Normally when startled or angry a deer has a high-pitched bark that's a mashup of a spit and a wheeze. This bark was low, really low, and gravely, and I'm standing there, wrapped in my armor of flimsy skin, all soft and mushy and defenseless, thinking 'Whoa! big deer! Really big deer!'
Except deer don't usually crash and thrash through the undergrowth making such an impressive racket as this one did!
Then, just as that intimidating racket has almost reached the shit-my-pants stage two jet-black feral hogs, market sized hogs, you know, about 130 pounds with really nice, tender hams and lean bacon, burst out of the trees on the right, the river side, and soared across the trail without touching it.
Just like a cartoon, their front legs were stretched out horizontally under their chins and their rear legs in the other direction, tucked up under their tails, as they flew, yep, flew, as in pigs fly, right across the gap and disappeared, but not silently, into the trees on the left.
In the lull that followed I had a feeling - either that or I just had to pee real bad - and raised my camera before calling out 'Hey! I'm still here!'. Sure enough, after a noisy running start one more hog flew across the gap all stretched out exactly like the first two, levitated like some carnival ride minus the garish colors flying by.
Of course my camera was too damn slow, so all I've got is this rather nondescript and boring photo of an empty trail. Buuutt, I'm proud to say, that when the crashing and thrashing faded away to nothing, I did NOT have to detour down to the river and rinse out my underwear!
Usually when moving down a trail, close-up encounters like the several this morning are few and far between because, even when trying to be quiet, us humans are clumsy and noisy.
But I wasn't done yet!
Yep. That's the trail he's standing in. The trail I'm trying to hike.
This is an Aoudad, otherwise known as a Barbary Sheep, though they are in fact a goat and not a sheep.

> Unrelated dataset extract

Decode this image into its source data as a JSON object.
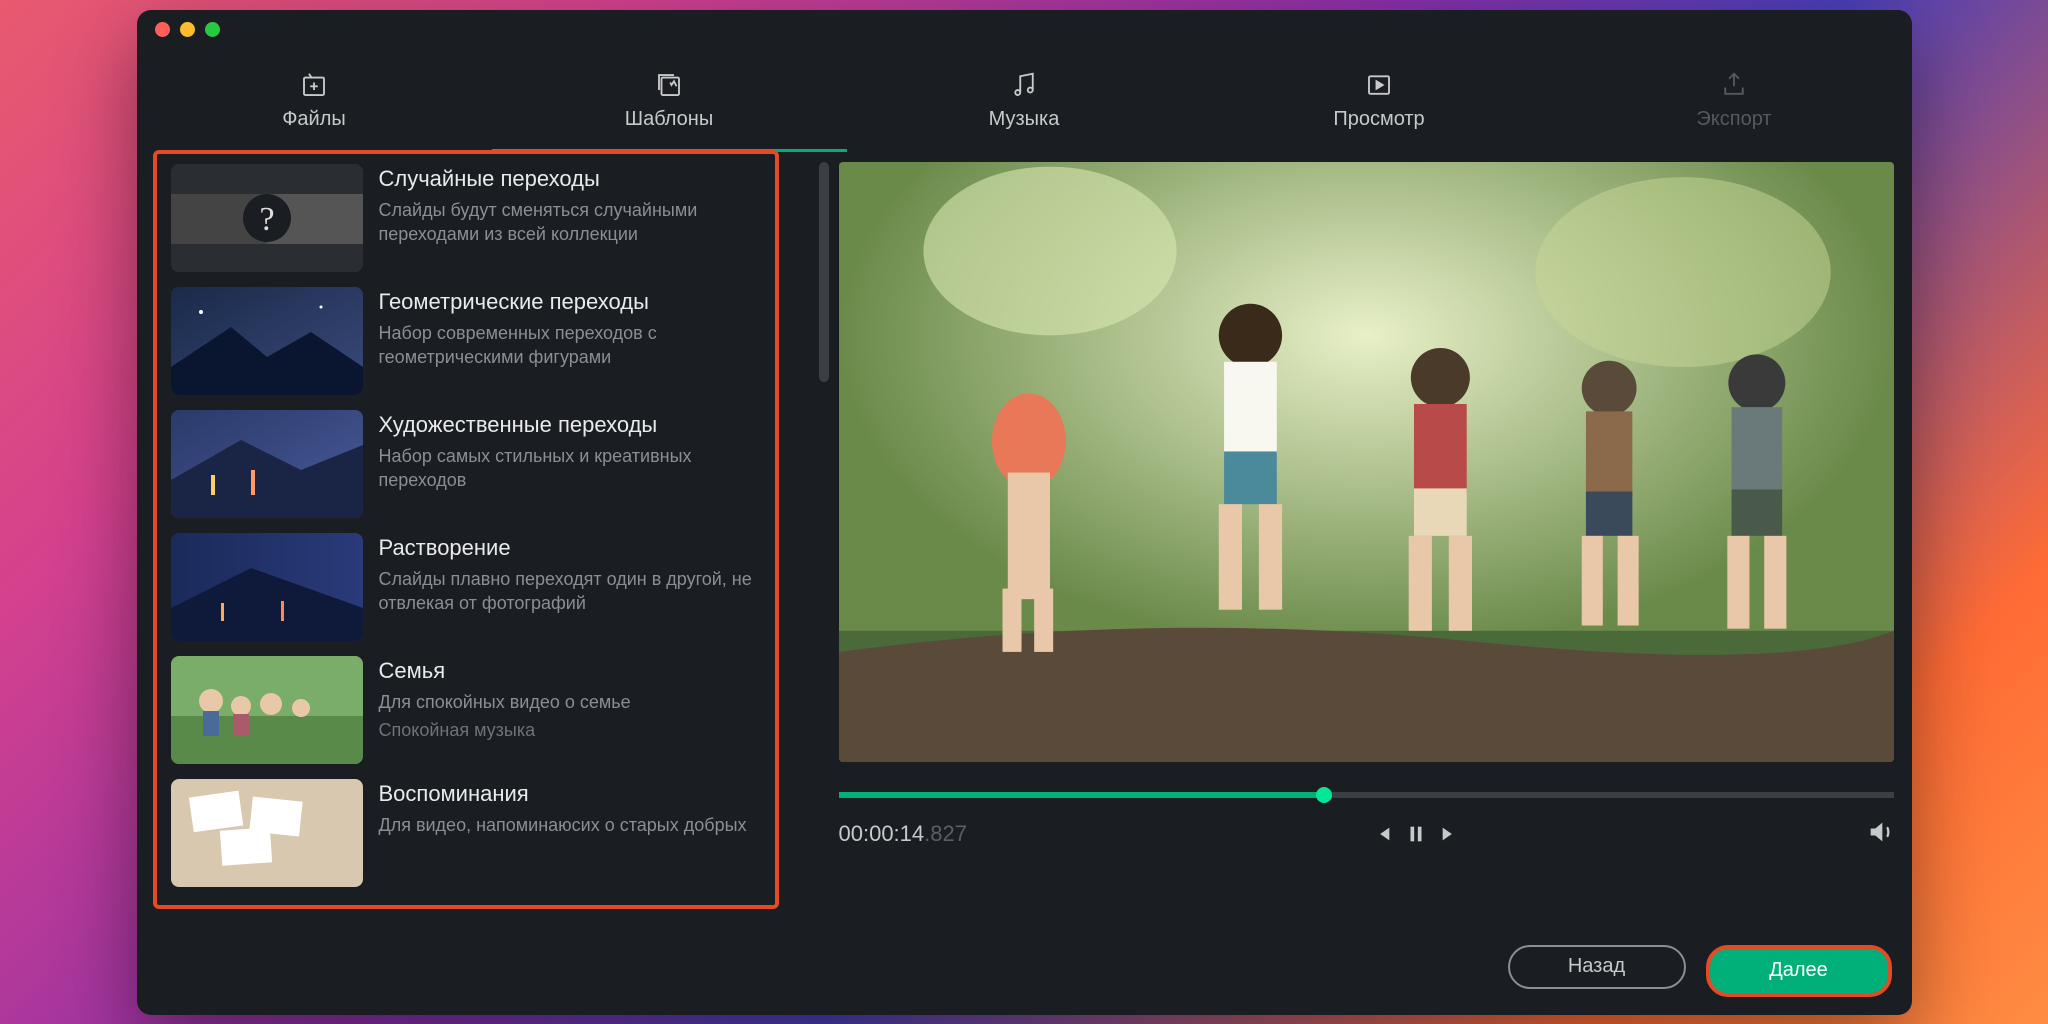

Looks kinda sleepy and laid back doesn't he? In fact I suspect that's exactly what he hoped I would think so he could lure me in closer, but I wasn't fooled!
You see, these aren't your petting-zoo, farm-yard goats! In fact, as he stands, the curl of those horns come up to about my nose-level and he probably weighs somewhere in the 200 pound plus range. (They generally top out at 300 pounds)
Then in the dappled morning light I realized that there were more of them down over the bank between the trail and the river.
By the time they finished dribbling and dabbling across the trail in front of me, casually but nervously meandering from the river side
to the bluff side, I figured there had to be about a dozen of them in this group. The largest group I've ever seen before.
And that first guy?
Well he stood guard there on the trail until all the others had made it across, then, gave me one last 'Yeah? What a ya gona do about it?' look before following them into the rocks.
There was a diagonal ledge of sorts, as long as you're a goat anyway, along the bluff there off my left shoulder, and the entire band, all gathered together now, picked their way quickly up that ledge and out of sight. I had the time for one more photo of this but didn't even bother since I knew the camera would just focus on the branches right in front of me and leave the ledge as an indecipherable smear in the background.
Not all the wildlife I encountered that morning was of the fauna type either.
This thing is growing in a few places along the river and those leaves are big enough to serve as umbrellas!
The ping-pong-ball sized fruits are a contrast of nasty looking spikes and incredibly delicate flowers.
I'm pretty sure this is a Castor plant of some sort and these specimens are actually an invasive since it is not native to here.
Fun fact - or maybe just a sad commentary on our gullibility: Because castor, particularly castor oil, has a slightly negative vibe to us Americans, marketing departments have taken to using the Brazilian word for the fruit, graviola, when selling various health-related concoctions derived from the bean.
I finally made it to the end of the River Trail!
But wait! That's only about a third of today's planned hike.
I wonder what else is in store for me today - - -